■ EXERCISE
Could you please return each line of the data that has the word "search"?

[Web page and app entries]
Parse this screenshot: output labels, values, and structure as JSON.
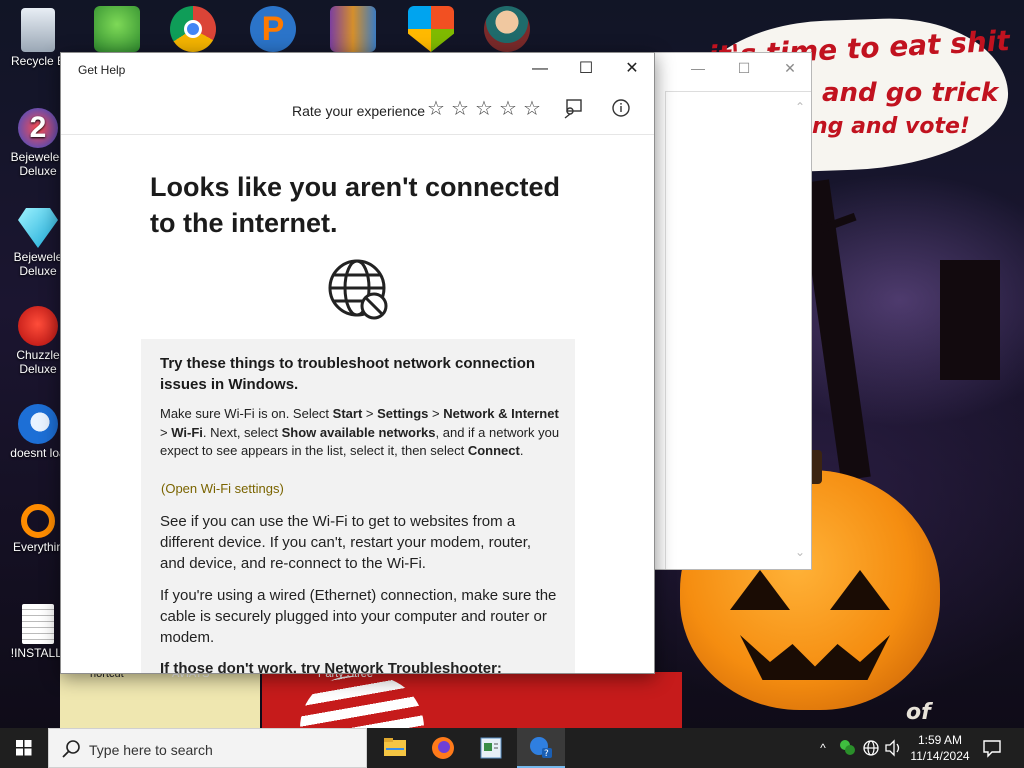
{
  "desktop": {
    "icons_left": [
      {
        "label": "Recycle B",
        "icon": "recycle-bin-icon"
      },
      {
        "label": "Bejewelec\nDeluxe",
        "icon": "bejeweled-2-icon"
      },
      {
        "label": "Bejewele\nDeluxe",
        "icon": "bejeweled-diamond-icon"
      },
      {
        "label": "Chuzzle\nDeluxe",
        "icon": "chuzzle-icon"
      },
      {
        "label": "doesnt loa",
        "icon": "thunderbird-icon"
      },
      {
        "label": "Everythin",
        "icon": "everything-search-icon"
      },
      {
        "label": "!INSTALLI",
        "icon": "text-file-icon"
      }
    ],
    "icons_top": [
      "messenger-icon",
      "chrome-icon",
      "pidgin-icon",
      "winrar-icon",
      "windows-security-icon",
      "game-character-icon"
    ],
    "bottom_labels": [
      "hortcut",
      "AVIATS",
      "Party Stree"
    ],
    "wallpaper_text": {
      "line1": "it's time to eat shit",
      "line2": "and go trick",
      "line3": "ng and vote!",
      "corner": "of"
    }
  },
  "back_window": {
    "minimize_glyph": "—",
    "maximize_glyph": "☐",
    "close_glyph": "✕",
    "scroll_up": "⌃",
    "scroll_down": "⌄"
  },
  "get_help": {
    "title": "Get Help",
    "minimize_glyph": "—",
    "maximize_glyph": "☐",
    "close_glyph": "✕",
    "rate_label": "Rate your experience",
    "stars": [
      "☆",
      "☆",
      "☆",
      "☆",
      "☆"
    ],
    "heading": "Looks like you aren't connected to the internet.",
    "panel": {
      "title": "Try these things to troubleshoot network connection issues in Windows.",
      "p1_a": "Make sure Wi-Fi is on. Select ",
      "p1_b1": "Start",
      "p1_c": " > ",
      "p1_b2": "Settings",
      "p1_d": " > ",
      "p1_b3": "Network & Internet",
      "p1_e": " > ",
      "p1_b4": "Wi-Fi",
      "p1_f": ". Next, select ",
      "p1_b5": "Show available networks",
      "p1_g": ", and if a network you expect to see appears in the list, select it, then select ",
      "p1_b6": "Connect",
      "p1_h": ".",
      "wifi_link": "(Open Wi-Fi settings)",
      "p2": "See if you can use the Wi-Fi to get to websites from a different device. If you can't, restart your modem, router, and device, and re-connect to the Wi-Fi.",
      "p3": "If you're using a wired (Ethernet) connection, make sure the cable is securely plugged into your computer and router or modem.",
      "p4": "If those don't work, try Network Troubleshooter:"
    }
  },
  "taskbar": {
    "search_placeholder": "Type here to search",
    "apps": [
      "file-explorer-icon",
      "firefox-icon",
      "notepad-icon",
      "get-help-icon"
    ],
    "tray_chevron": "^",
    "clock_time": "1:59 AM",
    "clock_date": "11/14/2024"
  },
  "colors": {
    "accent": "#76b9ed",
    "wifi_link": "#7a6400",
    "wallpaper_text": "#c1121f",
    "taskbar": "#1f1f1f"
  }
}
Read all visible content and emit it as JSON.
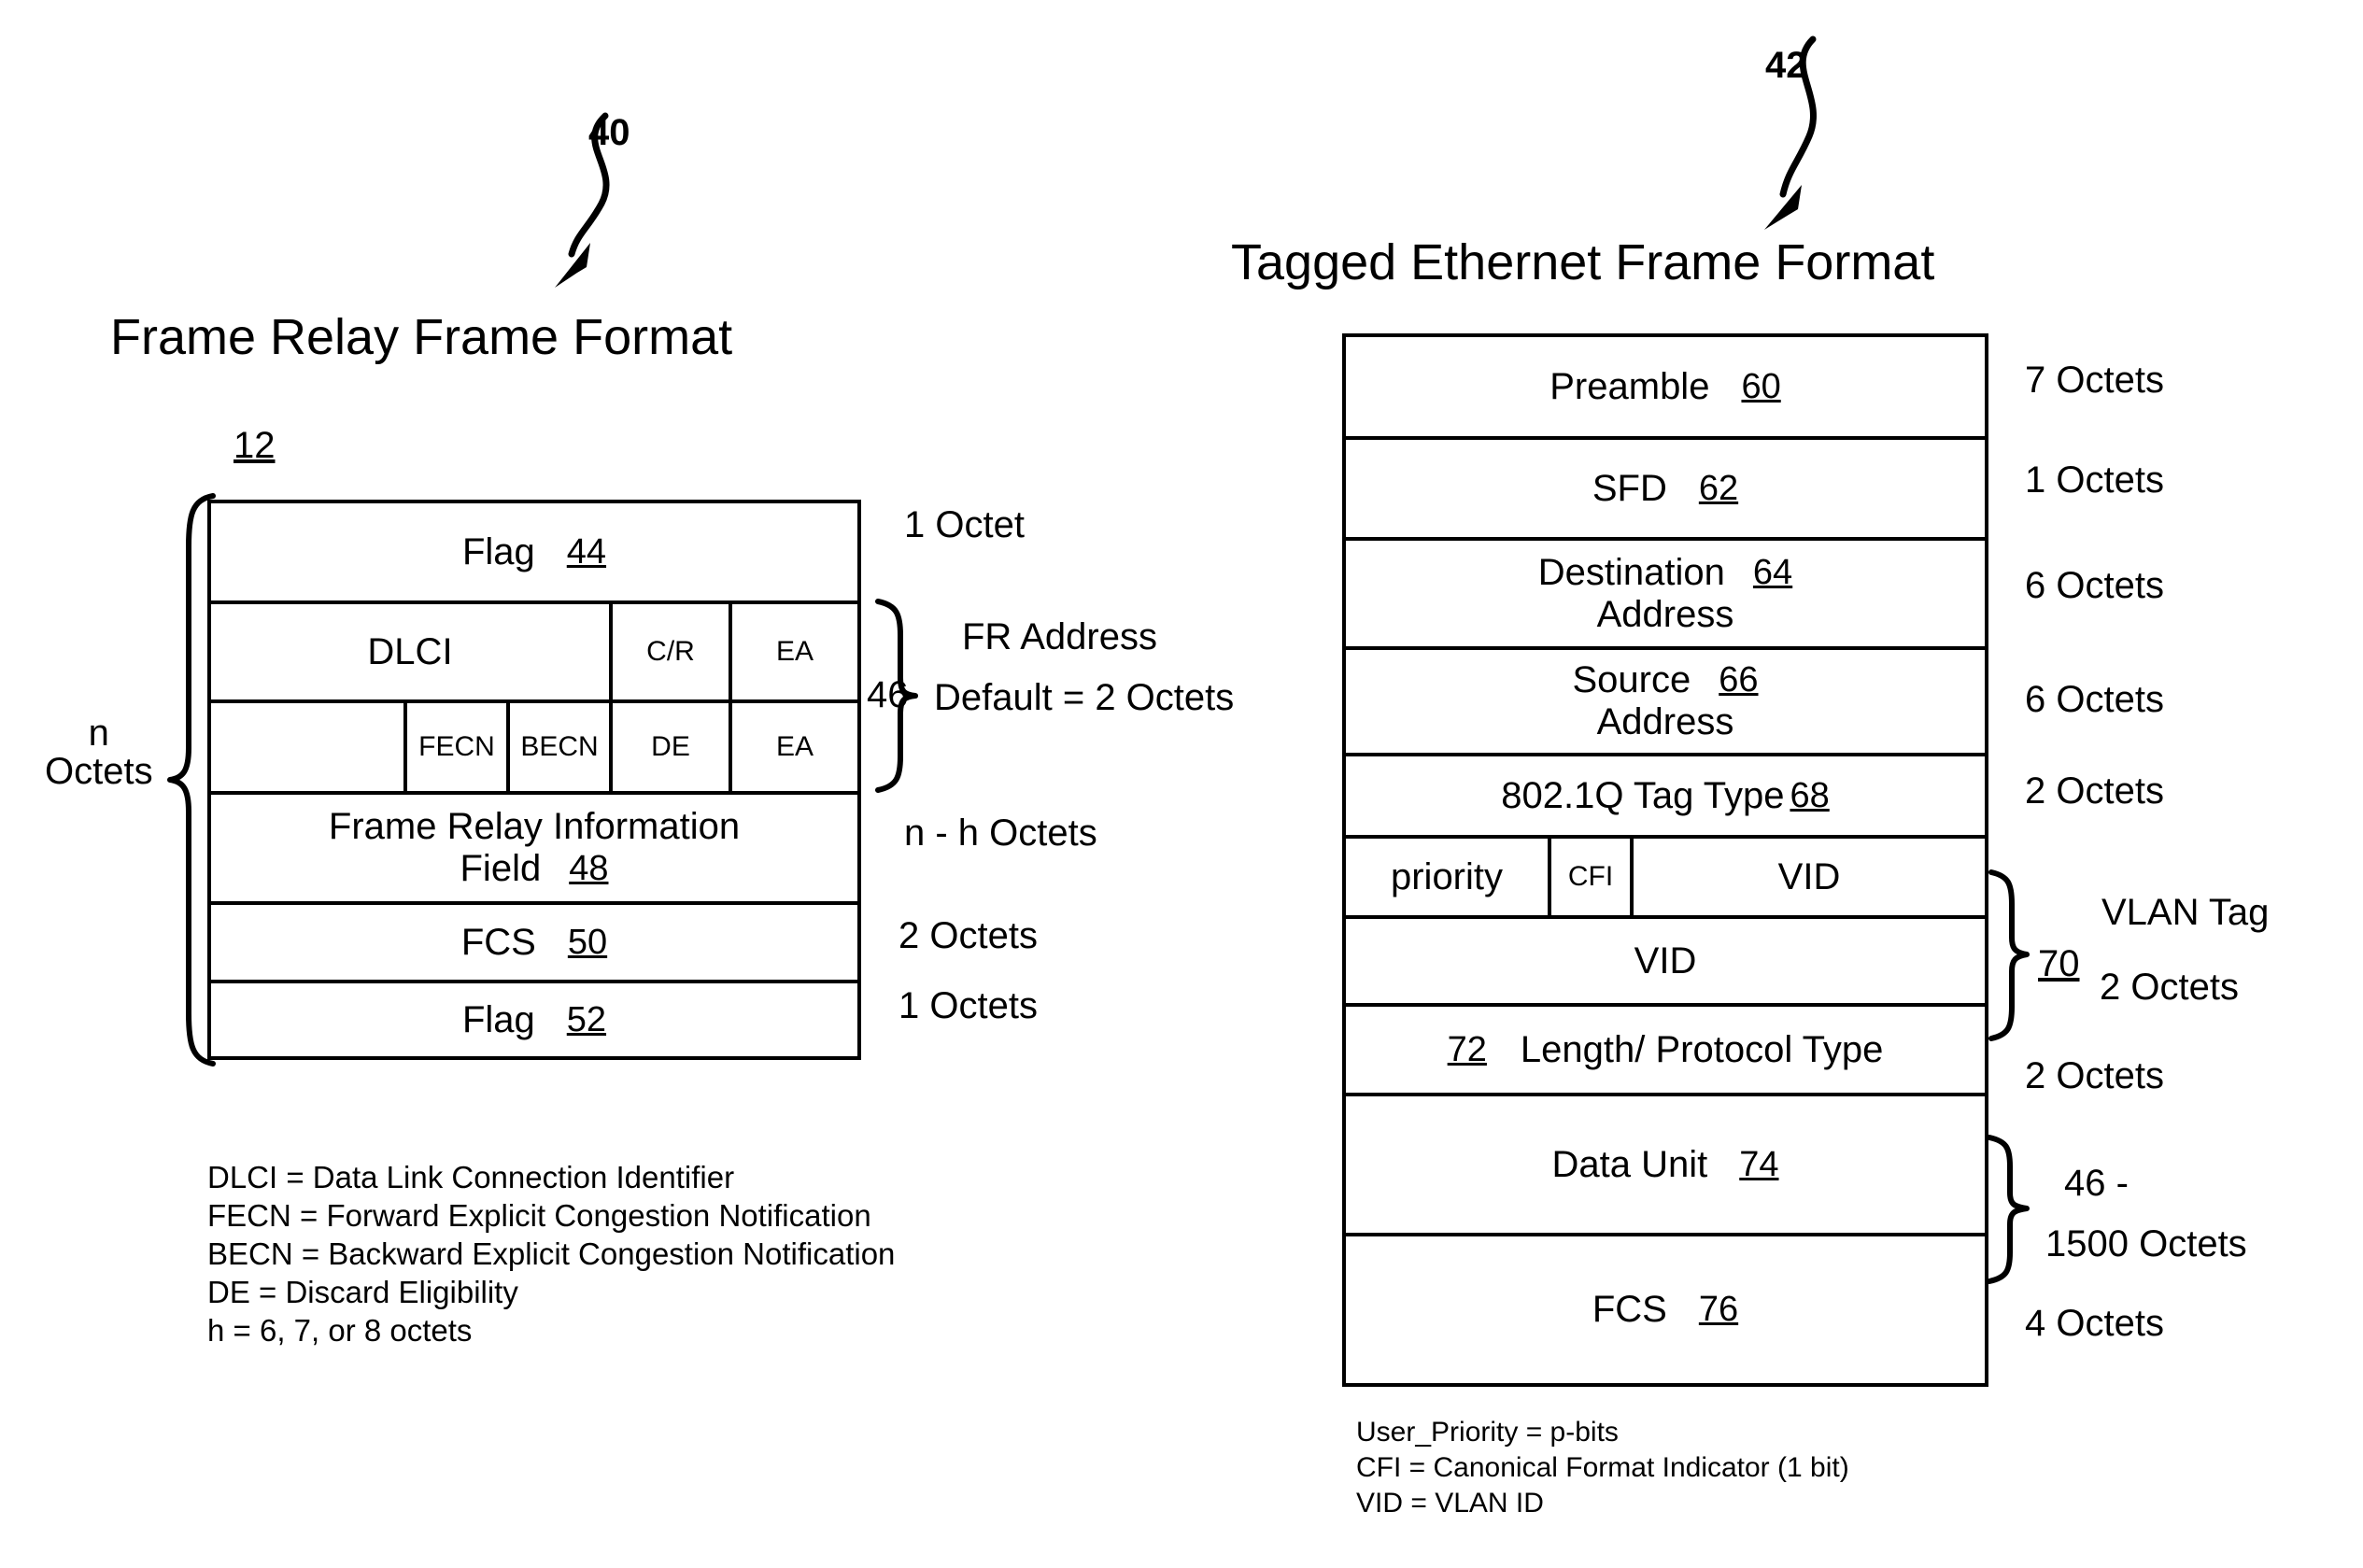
{
  "figures": [
    {
      "id": "frame-relay",
      "lead_ref": "40",
      "title": "Frame Relay Frame Format",
      "table_ref": "12",
      "outer_brace_label_line1": "n",
      "outer_brace_label_line2": "Octets",
      "rows": [
        {
          "label": "Flag",
          "ref": "44",
          "size": "1  Octet"
        },
        {
          "label": "DLCI",
          "ref": "",
          "sub_cells": [
            "C/R",
            "EA"
          ],
          "size": ""
        },
        {
          "label": "",
          "ref": "",
          "sub_cells": [
            "FECN",
            "BECN",
            "DE",
            "EA"
          ],
          "size": ""
        },
        {
          "label": "Frame Relay Information",
          "label2": "Field",
          "ref": "48",
          "size": "n - h  Octets"
        },
        {
          "label": "FCS",
          "ref": "50",
          "size": "2  Octets"
        },
        {
          "label": "Flag",
          "ref": "52",
          "size": "1  Octets"
        }
      ],
      "address_brace": {
        "ref": "46",
        "line1": "FR Address",
        "line2": "Default = 2 Octets"
      },
      "legend": [
        "DLCI = Data Link Connection Identifier",
        "FECN = Forward Explicit Congestion Notification",
        "BECN = Backward Explicit Congestion Notification",
        "DE = Discard Eligibility",
        "h = 6, 7, or 8 octets"
      ]
    },
    {
      "id": "tagged-ethernet",
      "lead_ref": "42",
      "title": "Tagged Ethernet Frame Format",
      "rows": [
        {
          "label": "Preamble",
          "ref": "60",
          "size": "7 Octets"
        },
        {
          "label": "SFD",
          "ref": "62",
          "size": "1 Octets"
        },
        {
          "label": "Destination",
          "label2": "Address",
          "ref": "64",
          "size": "6  Octets"
        },
        {
          "label": "Source",
          "label2": "Address",
          "ref": "66",
          "size": "6  Octets"
        },
        {
          "label": "802.1Q Tag Type",
          "ref": "68",
          "size": "2  Octets"
        },
        {
          "label": "",
          "ref": "",
          "sub_cells": [
            "priority",
            "CFI",
            "VID"
          ],
          "size": ""
        },
        {
          "label": "VID",
          "ref": "",
          "size": ""
        },
        {
          "label": "Length/ Protocol Type",
          "ref": "72",
          "ref_position": "left",
          "size": "2  Octets"
        },
        {
          "label": "Data Unit",
          "ref": "74",
          "size": ""
        },
        {
          "label": "FCS",
          "ref": "76",
          "size": "4  Octets"
        }
      ],
      "vlan_brace": {
        "ref": "70",
        "line1": "VLAN Tag",
        "line2": "2  Octets"
      },
      "data_brace": {
        "line1": "46 -",
        "line2": "1500 Octets"
      },
      "legend": [
        "User_Priority = p-bits",
        "CFI = Canonical Format Indicator (1 bit)",
        "VID = VLAN ID"
      ]
    }
  ]
}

■ ANSWER SPACE
        "icon": "everything-search-icon"
    "search_placeholder": "Type here to search",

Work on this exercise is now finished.